It’s absolutely crucial that 3D printed animal prosthetics are correctly tailored, factoring in size, age, height, weight, stance and gait. An animal’s movements therefore need to be studied over a period of time and prosthetic equipment may need to be tweaked over and over until the fit is perfect. While this process can take weeks, and sometimes months, it is worth ensuring everything has been done to achieve maximum comfort, peak durability and the highest level of functionality.
Wendland added that she’s had several people reach out to her who want to DIY 3D print prosthetics for their pets at home. However, the kind of materials people are able to utilize in their home 3D printer most likely will not meet the standard necessary to ensure safe and appropriate design.
She told Wired: “What makes me a little nervous about 3D printing is that people start to get this idea that anybody can make a prosthetic. I just see potential for harm with something like that. I love that people are excited about it and that they want to help, but there’s a lot that has gone into the training and the people who are actually doing this for a living and making this happen in a functional way.”

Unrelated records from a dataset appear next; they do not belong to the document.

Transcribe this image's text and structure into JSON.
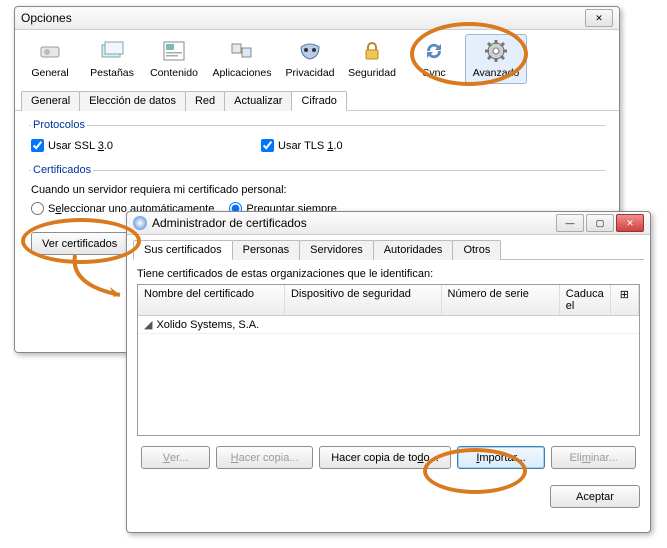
{
  "options_window": {
    "title": "Opciones",
    "toolbar": [
      {
        "label": "General"
      },
      {
        "label": "Pestañas"
      },
      {
        "label": "Contenido"
      },
      {
        "label": "Aplicaciones"
      },
      {
        "label": "Privacidad"
      },
      {
        "label": "Seguridad"
      },
      {
        "label": "Sync"
      },
      {
        "label": "Avanzado"
      }
    ],
    "subtabs": [
      "General",
      "Elección de datos",
      "Red",
      "Actualizar",
      "Cifrado"
    ],
    "subtab_selected": 4,
    "protocols_legend": "Protocolos",
    "use_ssl_label": "Usar SSL 3.0",
    "use_tls_label": "Usar TLS 1.0",
    "certs_legend": "Certificados",
    "certs_desc": "Cuando un servidor requiera mi certificado personal:",
    "radio_auto": "Seleccionar uno automáticamente",
    "radio_ask": "Preguntar siempre",
    "view_certs_btn": "Ver certificados"
  },
  "cert_window": {
    "title": "Administrador de certificados",
    "tabs": [
      "Sus certificados",
      "Personas",
      "Servidores",
      "Autoridades",
      "Otros"
    ],
    "tab_selected": 0,
    "desc": "Tiene certificados de estas organizaciones que le identifican:",
    "columns": {
      "name": "Nombre del certificado",
      "device": "Dispositivo de seguridad",
      "serial": "Número de serie",
      "expires": "Caduca el"
    },
    "rows": [
      {
        "name": "Xolido Systems, S.A."
      }
    ],
    "buttons": {
      "view": "Ver...",
      "backup": "Hacer copia...",
      "backup_all": "Hacer copia de todo...",
      "import": "Importar...",
      "delete": "Eliminar..."
    },
    "ok": "Aceptar"
  }
}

Animal specialists are getting behind the technology
As time passes ,we are seeing more veterinary clinics offer 3D printing solutions and a greater number of 3D printing companies collaborating with them.
However, 3D printed prosthetics are not solely for helping animals if they are unfortunate enough to lose or require removal of a limb – it can also be used in a preventative capacity too.
For example, 3D Printing Rhino horns has been initiated by the Pembient company in an attempt to deter the poaching of this rare and endangered species. The technology can also be used to achieve longer animal lifespan as shown in the case of Winter, a Bottlenose Dolphin who was rescued in Florida after becoming caught in a crab trap, which resulted in the loss of her tail. This tragic (and all too common) accident meant she was forced to swim unnaturally, with her tail moving side to side instead of up and down. Winter was fitted with a life-saving prosthetic tail that enabled her to swim normally.
Let’s wrap it up
3D printing has made major strides in the medical field in the past decade, so we’re sure it’s uplifting to see such ingenuity shine through in the animal kingdom. Animal lovers out there will be pleased to know that many species could benefit even more from 3D printing as the field continues to expand and grow. Indeed, it’s comforting to know that if an animal requires the use of prosthesis, the technology is out there thanks to additive manufacturing.
The veterinary world could be transformed entirely since the number of euthanized animals might diminish and increasing access to such technology could reduce the cost of 3D prosthetics as they become more mainstream.
Do you have an uplifting story to share about an animal that has benefited from 3D printing? Let us know below!